Your chances of having your primary care physician recommend that you undergo cancer screening may depend on the time of your appointment, according at team of University of Pennsylvania researchers.
Their study, published recently in JAMA Network Open, found that doctors were more likely to refer patients for breast and colorectal cancer screenings when they saw them first thing in the morning rather than late in the afternoon.
For the study, the researchers examined the health records of more than 50,000 patients who had visited 33 primary care practices in Pennsylvania and New Jersey between September 2014 and August 2016. All were visiting their doctor for a first or return check-up. None were “sick visits,” when the topic of screenings might reasonably be deferred. All the patients were also eligible for breast cancer or colorectal cancer screening under the guidelines of the U.S. Preventive Services Task Force guidelines.
The study found that doctors ordered screening tests for 64 percent of the eligible patients they saw at 8 a.m. That percentage fell as the morning progressed to 49 percent by 11 a.m., before rising at noon to 56 percent — most likely because of the start of a new shift at the clinics, say the researchers. During the afternoon, however, the order rate fell again, reaching its lowest level of the day — 48 percent — at 4 p.m. and 5 p.m.
“This indicates that decisions made during a single [primary care physician] visit may have a lasting effect on patient behavior,” the study’s authors write.
A matter of decision fatigue
The decline in the ordering of cancer screening tests observed in this study may have been the result of doctors running behind in their appointments and thus being more rushed during their interactions with patients later in the day, the researchers point out.

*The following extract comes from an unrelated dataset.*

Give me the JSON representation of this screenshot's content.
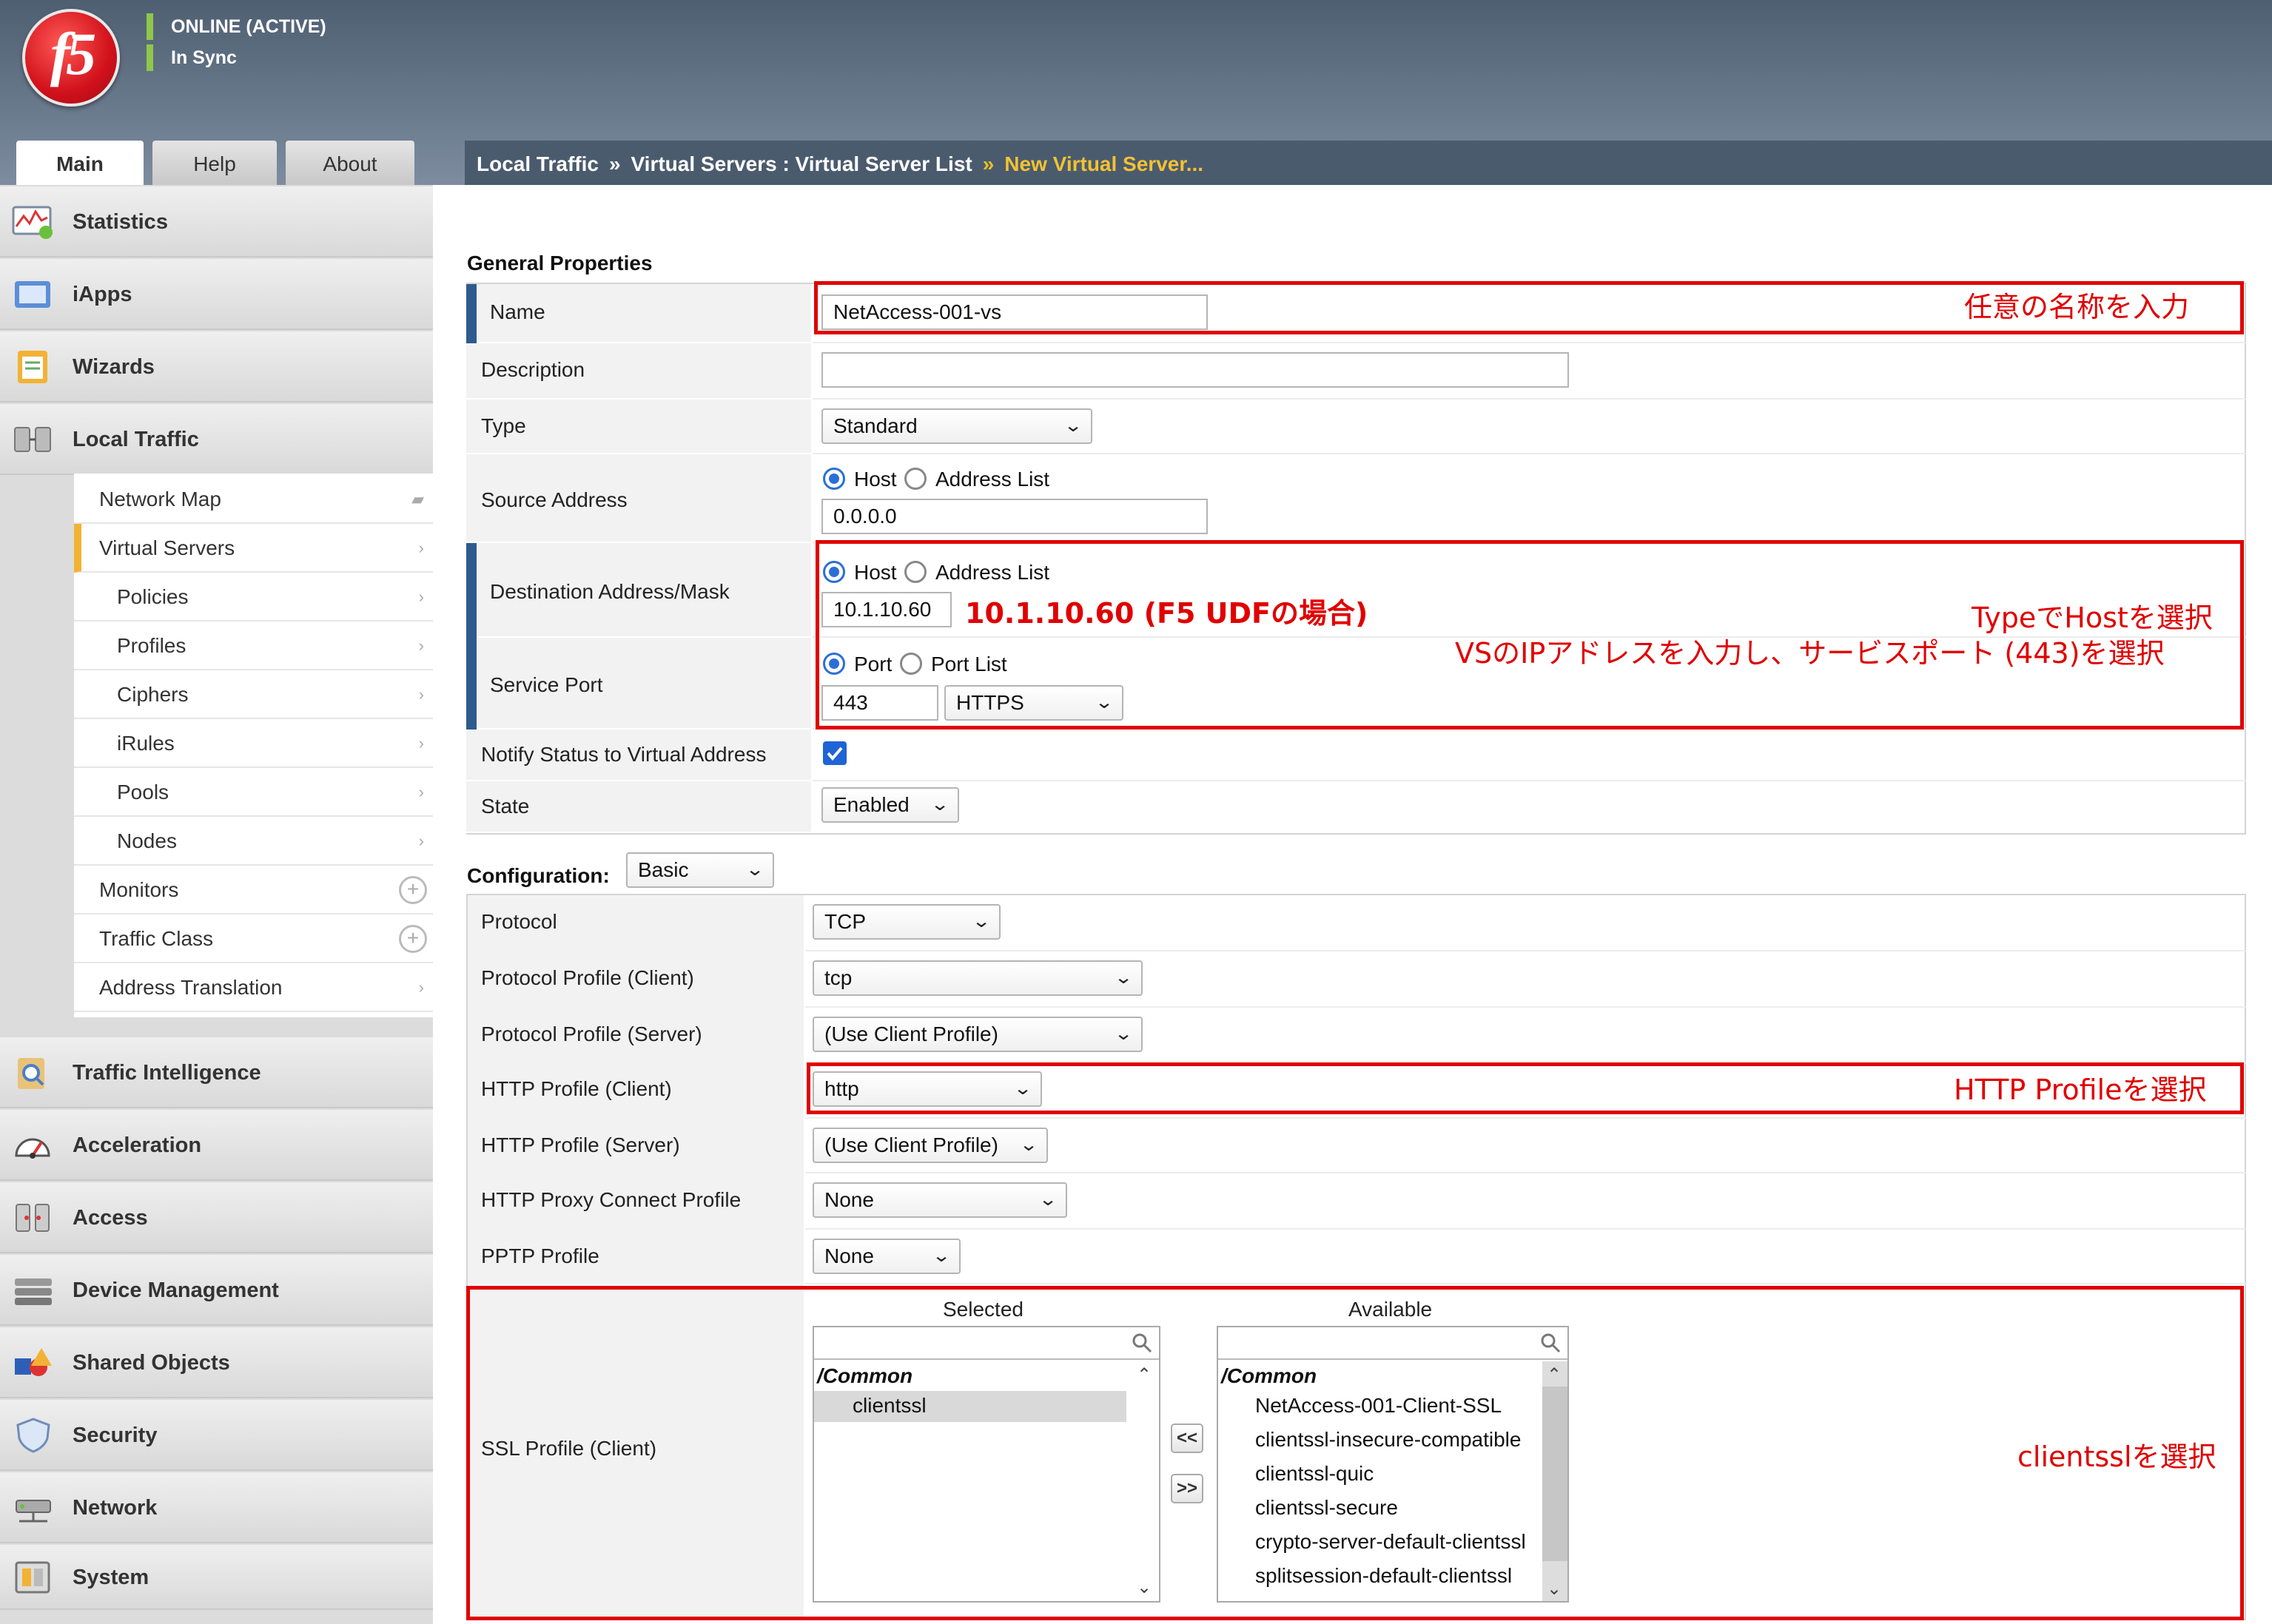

But it’s also quite likely that the study’s findings reflect a well-known psychological phenomenon known as decision fatigue.
“In other words, as the day goes on, clinicians may be less likely to discuss cancer screening with patients simply because they have already done this (and made other decisions) a number of times,” write the study’s authors. “As patients earlier in the day decline screening despite the clinician’s recommendation, it could influence how likely the clinician is to bring up the topic later in the day with a different patient.”
“These tendencies may lead to suboptimal care for patients with clinic appointment times later in the day,” the researchers conclude.
Fits with other findings
This is an observational study, so it can’t prove a direct causative link between time of appointment and ordering of screening tests. Other, unidentified factors having to do with the clinics or the patients might also explain the results (although the researchers note that their analysis found no observable differences between patients who visited their doctors early in the day and those who visited them later).
Still, the findings are provocative, for this is not the first study to suggest that appointment times affect physician behaviors. Other research has found that as their workday progresses, physicians are less likely to recommend vaccinations and more likely to write out inappropriate prescriptions for antibiotics and opioid pain medications.
And, in hospitals, clinicians are less likely to engage in appropriate handwashing as they near the end of their shifts.
FMI: You can read the study in full on the JAMA Network Open website.